[YOUR GOAL] Return the data that follows exactly. Include every line.

[Element data from apps and pages]
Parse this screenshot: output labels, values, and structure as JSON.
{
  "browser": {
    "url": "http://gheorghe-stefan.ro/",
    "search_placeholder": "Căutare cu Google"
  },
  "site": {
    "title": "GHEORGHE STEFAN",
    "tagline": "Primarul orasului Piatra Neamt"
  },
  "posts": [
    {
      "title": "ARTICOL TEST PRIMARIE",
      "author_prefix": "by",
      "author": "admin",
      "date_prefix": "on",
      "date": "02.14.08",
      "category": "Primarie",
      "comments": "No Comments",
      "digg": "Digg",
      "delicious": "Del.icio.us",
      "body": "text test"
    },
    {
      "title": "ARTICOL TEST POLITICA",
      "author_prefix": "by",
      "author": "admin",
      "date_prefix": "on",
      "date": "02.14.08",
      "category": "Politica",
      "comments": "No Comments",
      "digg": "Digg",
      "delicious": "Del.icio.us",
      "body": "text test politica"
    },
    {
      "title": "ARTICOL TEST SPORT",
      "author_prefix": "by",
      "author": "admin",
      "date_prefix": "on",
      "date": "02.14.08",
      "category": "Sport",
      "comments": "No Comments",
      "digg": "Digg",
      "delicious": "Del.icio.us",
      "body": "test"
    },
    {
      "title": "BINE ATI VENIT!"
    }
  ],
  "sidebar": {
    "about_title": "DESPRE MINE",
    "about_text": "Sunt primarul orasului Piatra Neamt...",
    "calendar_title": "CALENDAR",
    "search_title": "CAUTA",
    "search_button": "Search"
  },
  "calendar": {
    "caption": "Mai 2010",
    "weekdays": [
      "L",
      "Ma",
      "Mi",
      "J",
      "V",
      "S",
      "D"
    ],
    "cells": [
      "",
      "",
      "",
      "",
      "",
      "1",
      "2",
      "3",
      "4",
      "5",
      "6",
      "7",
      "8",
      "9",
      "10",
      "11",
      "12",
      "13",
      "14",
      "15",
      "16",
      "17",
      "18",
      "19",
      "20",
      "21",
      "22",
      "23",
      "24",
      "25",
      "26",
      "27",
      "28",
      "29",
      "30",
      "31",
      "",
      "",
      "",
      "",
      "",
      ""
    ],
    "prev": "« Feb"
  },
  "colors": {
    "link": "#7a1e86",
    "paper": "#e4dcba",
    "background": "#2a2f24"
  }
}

[WRITTEN RESPONSE]
Parse this screenshot: output labels, values, and structure as JSON.
{
  "browser": {
    "url": "http://gheorghe-stefan.ro/",
    "search_placeholder": "Căutare cu Google"
  },
  "site": {
    "title": "GHEORGHE STEFAN",
    "tagline": "Primarul orasului Piatra Neamt"
  },
  "posts": [
    {
      "title": "ARTICOL TEST PRIMARIE",
      "author_prefix": "by",
      "author": "admin",
      "date_prefix": "on",
      "date": "02.14.08",
      "category": "Primarie",
      "comments": "No Comments",
      "digg": "Digg",
      "delicious": "Del.icio.us",
      "body": "text test"
    },
    {
      "title": "ARTICOL TEST POLITICA",
      "author_prefix": "by",
      "author": "admin",
      "date_prefix": "on",
      "date": "02.14.08",
      "category": "Politica",
      "comments": "No Comments",
      "digg": "Digg",
      "delicious": "Del.icio.us",
      "body": "text test politica"
    },
    {
      "title": "ARTICOL TEST SPORT",
      "author_prefix": "by",
      "author": "admin",
      "date_prefix": "on",
      "date": "02.14.08",
      "category": "Sport",
      "comments": "No Comments",
      "digg": "Digg",
      "delicious": "Del.icio.us",
      "body": "test"
    },
    {
      "title": "BINE ATI VENIT!"
    }
  ],
  "sidebar": {
    "about_title": "DESPRE MINE",
    "about_text": "Sunt primarul orasului Piatra Neamt...",
    "calendar_title": "CALENDAR",
    "search_title": "CAUTA",
    "search_button": "Search"
  },
  "calendar": {
    "caption": "Mai 2010",
    "weekdays": [
      "L",
      "Ma",
      "Mi",
      "J",
      "V",
      "S",
      "D"
    ],
    "cells": [
      "",
      "",
      "",
      "",
      "",
      "1",
      "2",
      "3",
      "4",
      "5",
      "6",
      "7",
      "8",
      "9",
      "10",
      "11",
      "12",
      "13",
      "14",
      "15",
      "16",
      "17",
      "18",
      "19",
      "20",
      "21",
      "22",
      "23",
      "24",
      "25",
      "26",
      "27",
      "28",
      "29",
      "30",
      "31",
      "",
      "",
      "",
      "",
      "",
      ""
    ],
    "prev": "« Feb"
  },
  "colors": {
    "link": "#7a1e86",
    "paper": "#e4dcba",
    "background": "#2a2f24"
  }
}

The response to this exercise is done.